French President Emmanuel Macron urged “compatriots” in New Caledonia to forge a common future on Tuesday during a landmark visit, more than a year after the overseas territory’s disputed vote to remain part of France.

Macron faces a significant challenge charting an acceptable path for both French loyalists and the pro-independence, indigenous Kanaks who widely boycotted the December 2021 referendum and rejected its result.

“It is not a full stop, it is a semi-colon”, Macron said after a string of three independence referendums over the past five years, all of which rejected independence from France.

He held out the prospect of a “slow, humble, demanding” process to build a “shared history” for New Caledonia through a process of “truth and reconciliation”.

In separate remarks to French television, the president stressed that the series of referendums was “unprecedented”

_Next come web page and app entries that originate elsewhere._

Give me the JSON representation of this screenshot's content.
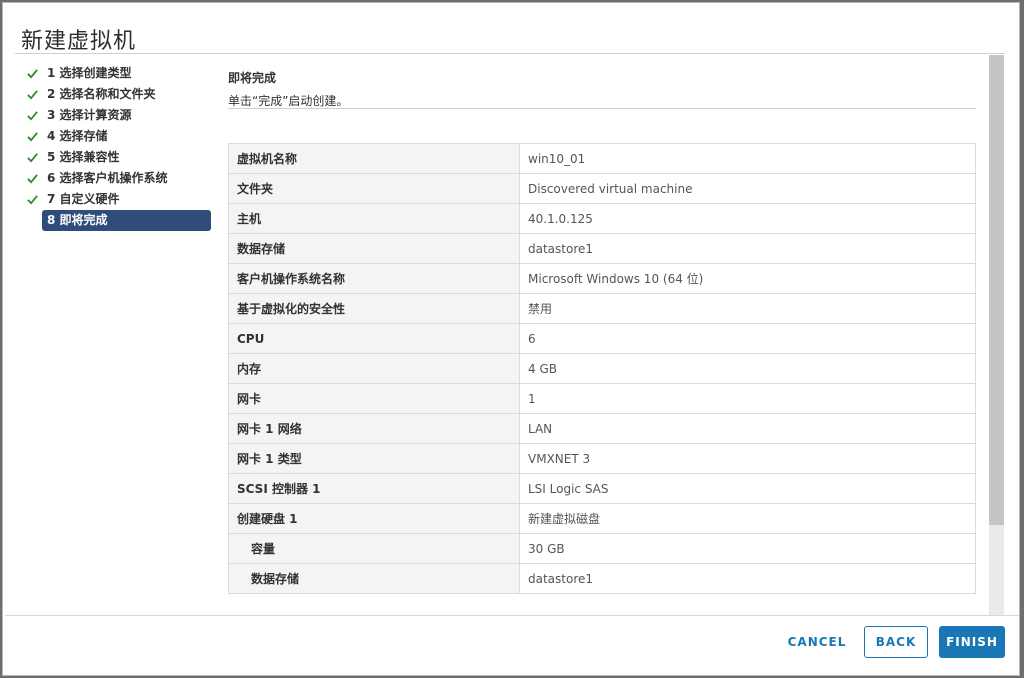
{
  "dialog": {
    "title": "新建虚拟机"
  },
  "sidebar": {
    "steps": [
      {
        "label": "1 选择创建类型",
        "done": true
      },
      {
        "label": "2 选择名称和文件夹",
        "done": true
      },
      {
        "label": "3 选择计算资源",
        "done": true
      },
      {
        "label": "4 选择存储",
        "done": true
      },
      {
        "label": "5 选择兼容性",
        "done": true
      },
      {
        "label": "6 选择客户机操作系统",
        "done": true
      },
      {
        "label": "7 自定义硬件",
        "done": true
      },
      {
        "label": "8 即将完成",
        "done": false,
        "active": true
      }
    ]
  },
  "content": {
    "heading": "即将完成",
    "subtext": "单击“完成”启动创建。",
    "rows": [
      {
        "key": "虚拟机名称",
        "value": "win10_01"
      },
      {
        "key": "文件夹",
        "value": "Discovered virtual machine"
      },
      {
        "key": "主机",
        "value": "40.1.0.125"
      },
      {
        "key": "数据存储",
        "value": "datastore1"
      },
      {
        "key": "客户机操作系统名称",
        "value": "Microsoft Windows 10 (64 位)"
      },
      {
        "key": "基于虚拟化的安全性",
        "value": "禁用"
      },
      {
        "key": "CPU",
        "value": "6"
      },
      {
        "key": "内存",
        "value": "4 GB"
      },
      {
        "key": "网卡",
        "value": "1"
      },
      {
        "key": "网卡 1 网络",
        "value": "LAN"
      },
      {
        "key": "网卡 1 类型",
        "value": "VMXNET 3"
      },
      {
        "key": "SCSI 控制器 1",
        "value": "LSI Logic SAS"
      },
      {
        "key": "创建硬盘 1",
        "value": "新建虚拟磁盘"
      },
      {
        "key": "容量",
        "value": "30 GB",
        "indent": true
      },
      {
        "key": "数据存储",
        "value": "datastore1",
        "indent": true
      }
    ]
  },
  "footer": {
    "cancel_label": "CANCEL",
    "back_label": "BACK",
    "finish_label": "FINISH"
  },
  "colors": {
    "accent": "#1a77b6",
    "active_step_bg": "#2f4d7a",
    "check": "#2e8b2e"
  },
  "icons": {
    "step_done": "check-icon"
  }
}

“The choice that was expressed was to stay in France and the Republic,” he stressed, on his first visit to New Caledonia in five years.

“I am with our compatriots during these days to define together the basis for this new path, of this new project for the future of New Caledonia — respectful of its identity, of its history but in the light of the choice that has been made.”

Pro-independence campaigners had boycotted the third independence referendum arguing a fair campaign was impossible during the Covid-19 pandemic.

The vote outcome has fed ethnic tensions, with the poorer indigenous Kanak community generally favouring independence over the wealthier white community.

Macron, who attended a French military display in the capital Noumea, is also seeking to reassert his country’s importance in the Pacific region, where China and the United States are vying for influence but where France has territories such as New Caledonia and French Polynesia.

He has had to reassemble a French strategy in the region since Australia in 2021 tore up a deal for France to provide build a fleet of diesel-powered submarines, opting instead for US and British-built nuclear-powered vessels.

France has nearly 1.5 million citizens in the Asia-Pacific through its various territories, as well as several thousand troops including 1,600 in New Caledonia, Macron said, describing a region in “tension” as China and the United States expand their footprints.

After his first stop in New Caledonia, Macron is to make the first visits by a sitting French president to Vanuatu and Papua New Guinea, where he is expected to lay out a “French alternative” for the region.